They were right when they told us to be complete, not to seek someone to complete us.
I used to think that I loved his patience and cheerfulness for a very simple, down-to-earth reason: admiration. That explanation was simple, clear-cut, no analysis needed. But in truth, it went far deeper than that. I realize this only now, five years after the fact.
Recently I noticed that I have a tendency to be drawn to individuals like him: happy-go-lucky, tolerant, zen. Maybe because I so lack these qualities. By attaching myself to people who do have them, I subconsciously try to introduce these values that have been so absent from my life, without working to actually teach myself to have them. Instead, in a sick roundabout way, I expect these people to be the ones who bring cheerfulness and zen into my life. Seeking completion in others, I suppose. The weird thing was that I never realized it.
And that was what was so fundamentally wrong with the way I saw him: not as an individual with his own weaknesses and secrets and insecurities, but as a set of characteristics that I enjoyed seeing.
And that was why, when he messed up so badly, I couldn’t unsee it, I couldn’t let it go. I found out that he had been lying to me for over a year, about many different things just to make himself look better, and telling my secrets to his best friend. My image of him was destroyed. It didn’t matter to me that he simply fucked up, that he, like everyone else, was sometimes guilty of doing purely selfish, or just plain stupid, things now and then. That he was imperfect. Because he didn’t fit this preconceived image I had of him, he was no longer the person I knew him to be and I stopped treating him as such. Not only did it look, to me then, like he was no longer my boyfriend, I stopped behaving like his girlfriend too.
It sounds so twisted when broken down like this, and it is twisted. I feel sick to my stomach to realize this now – and what makes it worse is that it flew entirely under the radar for five years. I never realized that I wasn’t treating him like a real person. And on his part, he sometimes tried to voice his pains – but I shut him down every time. Somehow, nothing he ever said seemed to reach me, the me that he loved, the me that he wanted more than anything to see more often. The me that was buried under years of painful experiences that shaped my behaviors and habits. So he broke up with me – after five years, he broke up with me. And there was nothing that I could say to change his mind. Me, the girl with all the words. All my words not doing a thing for me now.
The other way in which I ruined our relationship was this: the stream-of-consciousness narrative of my life that I imposed on him.
He was constantly and instantly subjected to every brutal mood swing that I underwent, and every rage, every sadness. He saw so little of the good in me – maybe I myself didn’t see it very much. Maybe what I saw of myself ultimately became what he saw of me.

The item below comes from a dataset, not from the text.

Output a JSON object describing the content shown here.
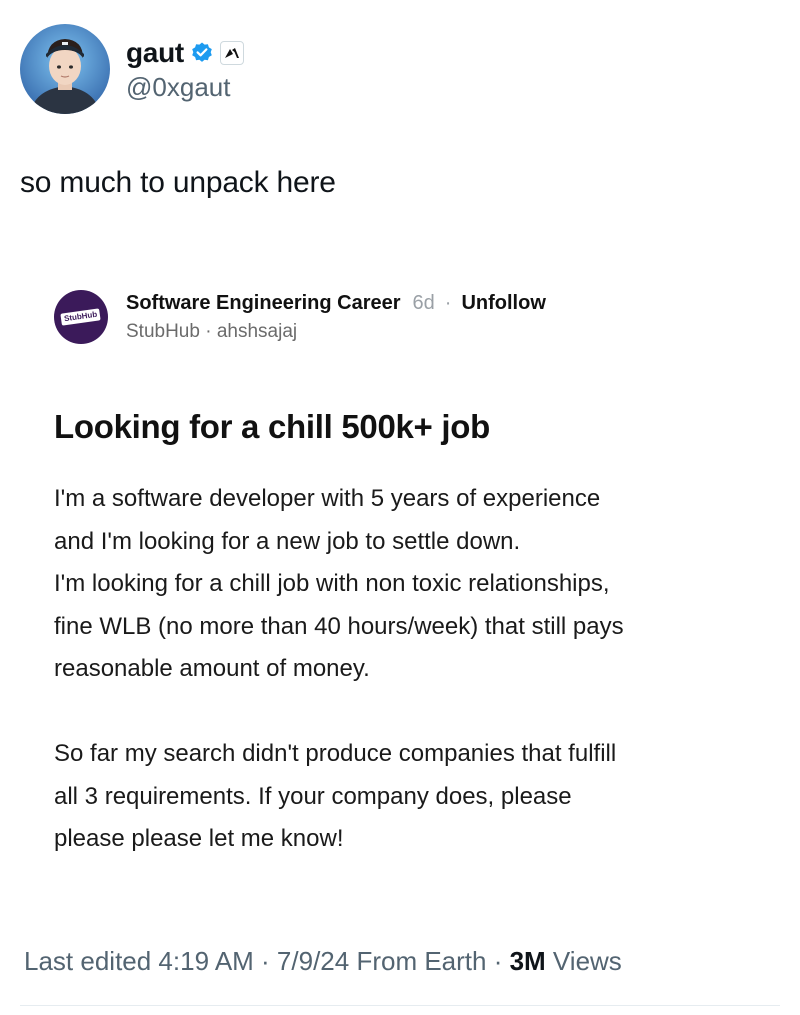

Looking back on it now, I wish many things. Perhaps, if I had just valued myself in a less narcissistic, and more productive, way – retained some dignity when I was mad, took upsetting moments in my stride, showed more grace and class whenever someone pissed me the fuck off – his reaction would have been admiration and respect, not pity.
Every little thought that I had, he would hear about. There was no more holding back, no more mystery between us; he was my diary, my shrink. For two reasons: because I saw him as being there to fulfil me, and because I saw nothing in myself that deserved the extra thought before voicing out. These things were what ruined us in the end.
They were right when they told us not to seek someone who completes us, but to be complete on our own. Because that wonderful, beautiful person you eventually find, who you want more than anyone else? They can’t complete you. How can they? They have issues of their own. They have a history of their own that they themselves are trying to find an answer to, without having to deal with yours. So if you’re looking for Miss or Mr. Right, maybe make the effort to be Right yourself. Otherwise, all you’ll ever be in the relationship is dead weight for someone who deserves so much better.
To my now ex-boyfriend, I hope beyond anything else that you’re happier now, and that you’re learning things about yourself too. A selfish part of me still wants to be the person you go on date nights with every week, to watch us both grow old together, to see another super moon with you. But I know that I have a lot to change before I become the person you saw in me. Ironically enough, the person that you first knew me to be is someone that I need to take gigantic steps to become.
Thank you for teaching me, the hard way, that I can’t keep bullshitting my way through life. That everyone needs to eventually come face to face with a version of themselves that they had never realized was there before, a version of themselves that makes them want to smash the mirror and start over. And I’m gonna start the hell over. Thank you, thank you, thank you. I love you, so very much. And I miss every single thing about you.